Her son, who was 3 years old when Battle was murdered, will never have that relationship, she said.
Meg Faillace, Potter’s sister-in-law, took the stand and read her own statement, as well as those from other members of Potter’s family.
She recalled for the jury holding her two youngest nephews on Dec. 4, 2014, as they again cried for the loss of a parent. Less than three years before Potter’s murder, the boys lost their father, Potter’s husband, who died of a heart attack.
Faillace read a statement from Julie Kinkol, Potter’s aunt.
“I was in Florida the days following the murder of my niece. I witnessed first-hand the sorrow, confusion and sadness of ” her two youngest sons, Konkol wrote. “My heart broke thinking of how these little boys would spend the rest of their lives without their father and now their mother being violently snatched from them. Their lives will never be the same.”
“She won’t be there for their graduations, their first dates, their weddings, or the birth of their children,” Kinkol’s letter continued.
Potter missed the birth of her first grandchild, her eldest son’s daughter, less than a year after her murder.

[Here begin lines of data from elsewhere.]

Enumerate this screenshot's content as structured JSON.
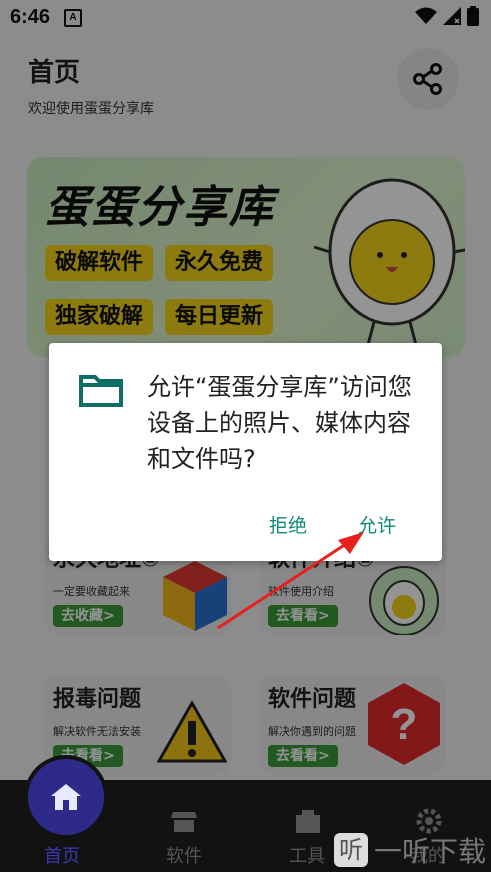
{
  "status_bar": {
    "time": "6:46",
    "notif_letter": "A"
  },
  "header": {
    "title": "首页",
    "subtitle": "欢迎使用蛋蛋分享库"
  },
  "banner": {
    "title": "蛋蛋分享库",
    "tags": [
      "破解软件",
      "永久免费",
      "独家破解",
      "每日更新"
    ]
  },
  "cards": [
    {
      "title": "永久地址①",
      "subtitle": "一定要收藏起来",
      "button": "去收藏>"
    },
    {
      "title": "软件介绍②",
      "subtitle": "软件使用介绍",
      "button": "去看看>"
    },
    {
      "title": "报毒问题",
      "subtitle": "解决软件无法安装",
      "button": "去看看>"
    },
    {
      "title": "软件问题",
      "subtitle": "解决你遇到的问题",
      "button": "去看看>"
    }
  ],
  "dialog": {
    "message": "允许“蛋蛋分享库”访问您设备上的照片、媒体内容和文件吗?",
    "deny_label": "拒绝",
    "allow_label": "允许"
  },
  "bottom_nav": {
    "items": [
      {
        "label": "首页",
        "icon": "home-icon",
        "active": true
      },
      {
        "label": "软件",
        "icon": "store-icon",
        "active": false
      },
      {
        "label": "工具",
        "icon": "toolbox-icon",
        "active": false
      },
      {
        "label": "我的",
        "icon": "settings-icon",
        "active": false
      }
    ]
  },
  "watermark": {
    "text": "一听下载",
    "icon_char": "听"
  },
  "colors": {
    "accent": "#0f8a7a",
    "nav_active": "#3c38b3",
    "tag_yellow": "#f3d41d",
    "card_button": "#3a9a3a"
  }
}
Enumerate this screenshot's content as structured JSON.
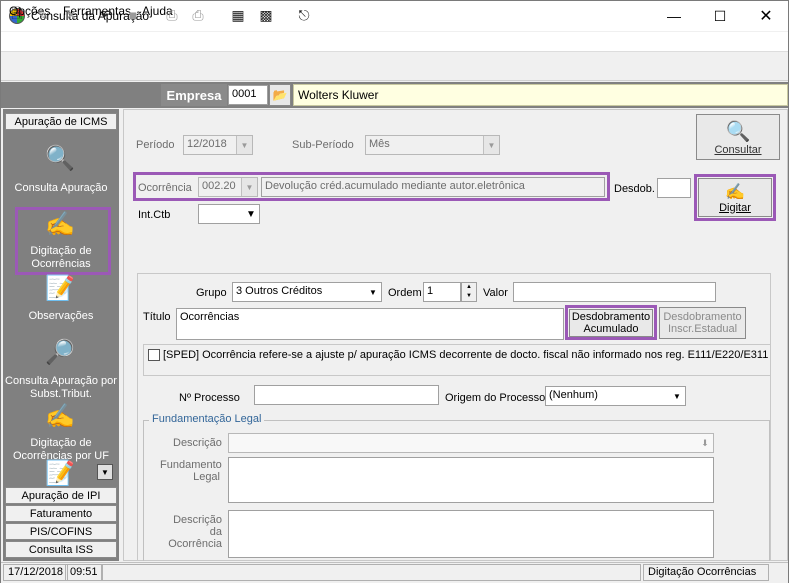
{
  "window": {
    "title": "Consulta da Apuração"
  },
  "menu": {
    "items": [
      "Opções",
      "Ferramentas",
      "Ajuda"
    ]
  },
  "empresa": {
    "label": "Empresa",
    "code": "0001",
    "name": "Wolters Kluwer"
  },
  "sidebar": {
    "tabs": [
      "Apuração de ICMS",
      "Apuração de IPI",
      "Faturamento",
      "PIS/COFINS",
      "Consulta ISS"
    ],
    "items": [
      {
        "label": "Consulta Apuração",
        "icon": "magnifier-computer-icon"
      },
      {
        "label": "Digitação de Ocorrências",
        "icon": "hand-writing-icon"
      },
      {
        "label": "Observações",
        "icon": "notepad-icon"
      },
      {
        "label": "Consulta  Apuração por Subst.Tribut.",
        "icon": "st-magnifier-icon"
      },
      {
        "label": "Digitação de Ocorrências por UF",
        "icon": "st-writing-icon"
      }
    ]
  },
  "form": {
    "periodo_label": "Período",
    "periodo_value": "12/2018",
    "subperiodo_label": "Sub-Período",
    "subperiodo_value": "Mês",
    "consultar_label": "Consultar",
    "ocorrencia_label": "Ocorrência",
    "ocorrencia_code": "002.20",
    "ocorrencia_desc": "Devolução créd.acumulado mediante autor.eletrônica",
    "desdob_label": "Desdob.",
    "digitar_label": "Digitar",
    "intctb_label": "Int.Ctb",
    "grupo_label": "Grupo",
    "grupo_value": "3  Outros Créditos",
    "ordem_label": "Ordem",
    "ordem_value": "1",
    "valor_label": "Valor",
    "titulo_label": "Título",
    "titulo_value": "Ocorrências",
    "desdob_acum_label": "Desdobramento Acumulado",
    "desdob_inscr_label": "Desdobramento Inscr.Estadual",
    "sped_text": "[SPED] Ocorrência refere-se a ajuste p/ apuração ICMS decorrente de docto. fiscal não informado nos reg. E111/E220/E311",
    "nprocesso_label": "Nº Processo",
    "origem_label": "Origem do Processo",
    "origem_value": "(Nenhum)",
    "fund_group_label": "Fundamentação Legal",
    "descricao_label": "Descrição",
    "fundamento_label": "Fundamento Legal",
    "desc_ocorrencia_label": "Descrição da Ocorrência"
  },
  "status": {
    "date": "17/12/2018",
    "time": "09:51",
    "screen": "Digitação Ocorrências"
  },
  "colors": {
    "highlight": "#9b59b6",
    "empresa_bg": "#ffffe1",
    "sidebar_bg": "#808080"
  }
}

“Denise will never have the chance to be a grandma,” Konkol said. “The countless people who knew and loved Denise will forever have missing from their lives her beautiful smile, her contagious love of life, and her gentle and loving soul. Our hearts ache and our eyes well up with tears thinking of what might have been.”
In the courtroom on Monday were members of Avalos’ family.
Andres Avalos Sr. told the jury about his and his wife’s troubled past, including their divorce, drinking and how they remarried after finding God. He said he started drinking when he was 12 years old and was a drunk since age 16. There was a period of eight to 10 years when they were not good parents, he said.
“My wife and I are not in denial of what our children do,” Avalos said.
But he said he had tried to get his son help.
“The most frustrating thing about this is that we shouldn’t be here and don’t need to be here,” he said, becoming emotional. “I saw it. I tried to get him help.”
Avalos’ mother — dressed in all black with dark sunglasses — thanked the jury but told them there was no right answer for what they were about to decide.